This technique primarily involves dropping a heavy weight repeatedly on the ground surface at a regular grid of impact points. Compaction of the fill or subsoil is achieved by a re-arrangement of the grains as a result of the shear strains induced by the impact of the heavy drop weight. Physical displacement of particles and, to a lesser extent, low-frequency excitation will reduce the void ratio and increase the relative density. The stress waves generated by the weight contribute to the densification process. The effectiveness of the method decreases with increasing compressibility (or crushability) of the materials to be compacted.
Common dynamic compaction techniques include:
- the Dynamic Compaction (or Heavy Tamping) method,
- the Rapid Impact Compaction (RIC), and
- the High Energy Impact Compaction (HEIC) techniques.
Dynamic Compaction (DC) or Heavy Tamping is mainly used for deep compaction and literally involves dropping a weight (or pounder) that is suspended from a crane onto the ground. The depth of treatment depends on the soil type, the weight of the pounder in tonnes and the drop height in metres.
The drop weight varies from 8 to 35 tonnes and the drop height varies between 7 and 30 metres.

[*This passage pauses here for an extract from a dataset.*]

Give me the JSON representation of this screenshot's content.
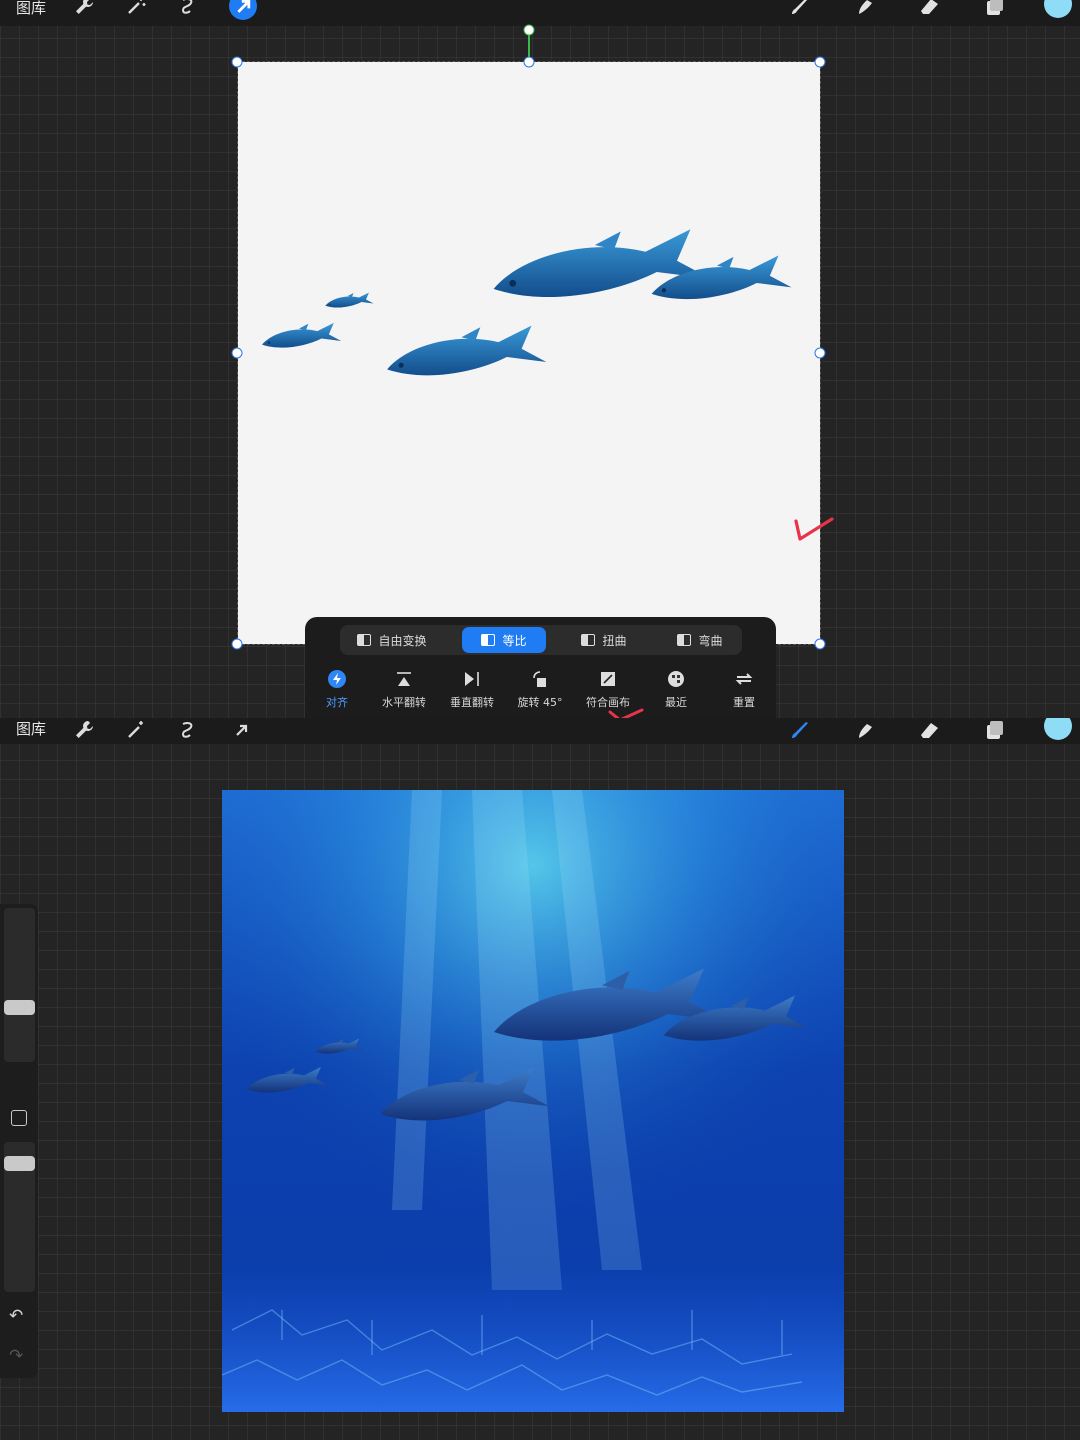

The degree of compaction achieved also depends on the grid spacing between the impact points and the number of impacts per location. The maximum depth of treatment may be approximately 12 metres, but will depend on the soil characteristics and operational variables such as drop height, drop weight, number of impacts, and so on. Generally, trials must be undertaken to determine the optimum operational variables.
Dynamic Compaction tends to disturb and loosen the top layers even though it compacts the deeper layers. Often different passes are required to compact the deeper layers with heavy impact on a wide grid, followed by lower impact in a narrower grid to improve layers closer to the surface.
Rapid Impact Compaction
Rapid Impact Compaction (RIC) is a surface compaction technique involving a hydraulic hammer that is dropped on a steel footing placed on the ground surface. The hydraulic hammer is attached to a crane that provides the hydraulics for the hammer. The weight of the hammer ranges between 9 and 18 tonnes, while the diameter of the footing may vary between 1.5 m and 2.5 m. The stroke of the hammer may be adjustable, but the maximum value of the latest generation is limited to approximately 1.5 metres. Impact frequency varies from 40 to 80 impacts per minute. The influence depth may be 6 to 7 metres but will strongly depend on the type of material to be compacted, the soil stratification, the size of the footing, the weight and stroke of the hammer, grid spacing, number of impacts per point, and so on.
Should a second pass be required, this will generally be undertaken on a staggered grid. Productions depend on the requirements and site conditions, but generally range between 1,500-5,000 m2/12 hours. As with other compaction techniques, trials need to be carried out to establish the optimum configuration and dimensions.
High Energy Impact Compaction
High Energy Impact Compaction (HEIC) is used for surface compaction and consists of providing repeated high energy impacts at the ground surface by towed, rotating, cam-shaped, rectangular or pentagonal steel drums of 8 to 16 tonnes in weight from drop heights ranging from 0.15 to 0.25 metres. Although best suited for granular soils, the HEIC method has been effective in clayey sub-grades as well. The optimum towing speed (usually 10 – 12 km/hour), shape and weight of the steel drum and the number of passes must be established by trials on site.
The maximum achievable depth of treatment ranges generally from 1.5 to 2.5 metres. Production rates may be as high as 6000 – 9000 m2/12 hours. Because the magnitude of the impact depends, to a certain extent, on the towing speed, this technique is not useful for irregularly shaped or small reclamation areas.